Task goal:
Below are the records; count the lines that include the string "symbol" and give only that number.

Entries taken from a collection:
=====

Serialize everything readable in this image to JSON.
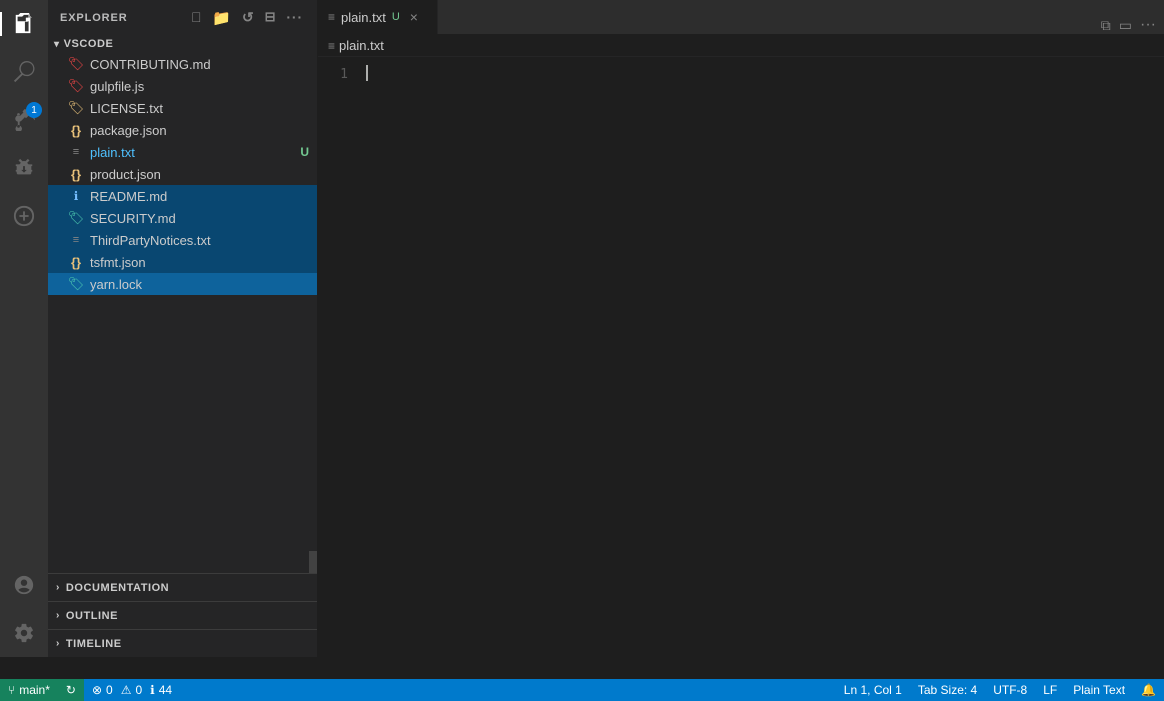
{
  "activityBar": {
    "icons": [
      {
        "name": "files-icon",
        "symbol": "⎘",
        "active": true,
        "badge": null
      },
      {
        "name": "search-icon",
        "symbol": "⌕",
        "active": false,
        "badge": null
      },
      {
        "name": "git-icon",
        "symbol": "⑂",
        "active": false,
        "badge": "1"
      },
      {
        "name": "debug-icon",
        "symbol": "▷",
        "active": false,
        "badge": null
      },
      {
        "name": "extensions-icon",
        "symbol": "⊞",
        "active": false,
        "badge": null
      }
    ],
    "bottomIcons": [
      {
        "name": "account-icon",
        "symbol": "◯"
      },
      {
        "name": "settings-icon",
        "symbol": "⚙"
      }
    ]
  },
  "sidebar": {
    "title": "EXPLORER",
    "actions": [
      "new-file",
      "new-folder",
      "refresh",
      "collapse"
    ],
    "folder": {
      "name": "VSCODE",
      "expanded": true
    },
    "files": [
      {
        "name": "CONTRIBUTING.md",
        "icon": "md-red",
        "badge": null
      },
      {
        "name": "gulpfile.js",
        "icon": "js-red",
        "badge": null
      },
      {
        "name": "LICENSE.txt",
        "icon": "txt-yellow",
        "badge": null
      },
      {
        "name": "package.json",
        "icon": "json",
        "badge": null
      },
      {
        "name": "plain.txt",
        "icon": "txt",
        "badge": "U",
        "active": true
      },
      {
        "name": "product.json",
        "icon": "json",
        "badge": null
      },
      {
        "name": "README.md",
        "icon": "md-info",
        "badge": null,
        "selected": true
      },
      {
        "name": "SECURITY.md",
        "icon": "md-teal",
        "badge": null,
        "selected": true
      },
      {
        "name": "ThirdPartyNotices.txt",
        "icon": "txt",
        "badge": null,
        "selected": true
      },
      {
        "name": "tsfmt.json",
        "icon": "json",
        "badge": null,
        "selected": true
      },
      {
        "name": "yarn.lock",
        "icon": "lock-teal",
        "badge": null,
        "selected": true
      }
    ],
    "sections": [
      {
        "name": "DOCUMENTATION",
        "expanded": false
      },
      {
        "name": "OUTLINE",
        "expanded": false
      },
      {
        "name": "TIMELINE",
        "expanded": false
      }
    ]
  },
  "editor": {
    "tab": {
      "icon": "≡",
      "name": "plain.txt",
      "unsaved": "U",
      "close": "×"
    },
    "breadcrumb": "plain.txt",
    "breadcrumb_icon": "≡",
    "lineNumber": "1",
    "content": ""
  },
  "statusBar": {
    "gitBranch": "main*",
    "syncIcon": "↻",
    "errors": "0",
    "warnings": "0",
    "info": "44",
    "position": "Ln 1, Col 1",
    "tabSize": "Tab Size: 4",
    "encoding": "UTF-8",
    "lineEnding": "LF",
    "language": "Plain Text",
    "bell": "🔔"
  }
}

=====

Expected answer:
7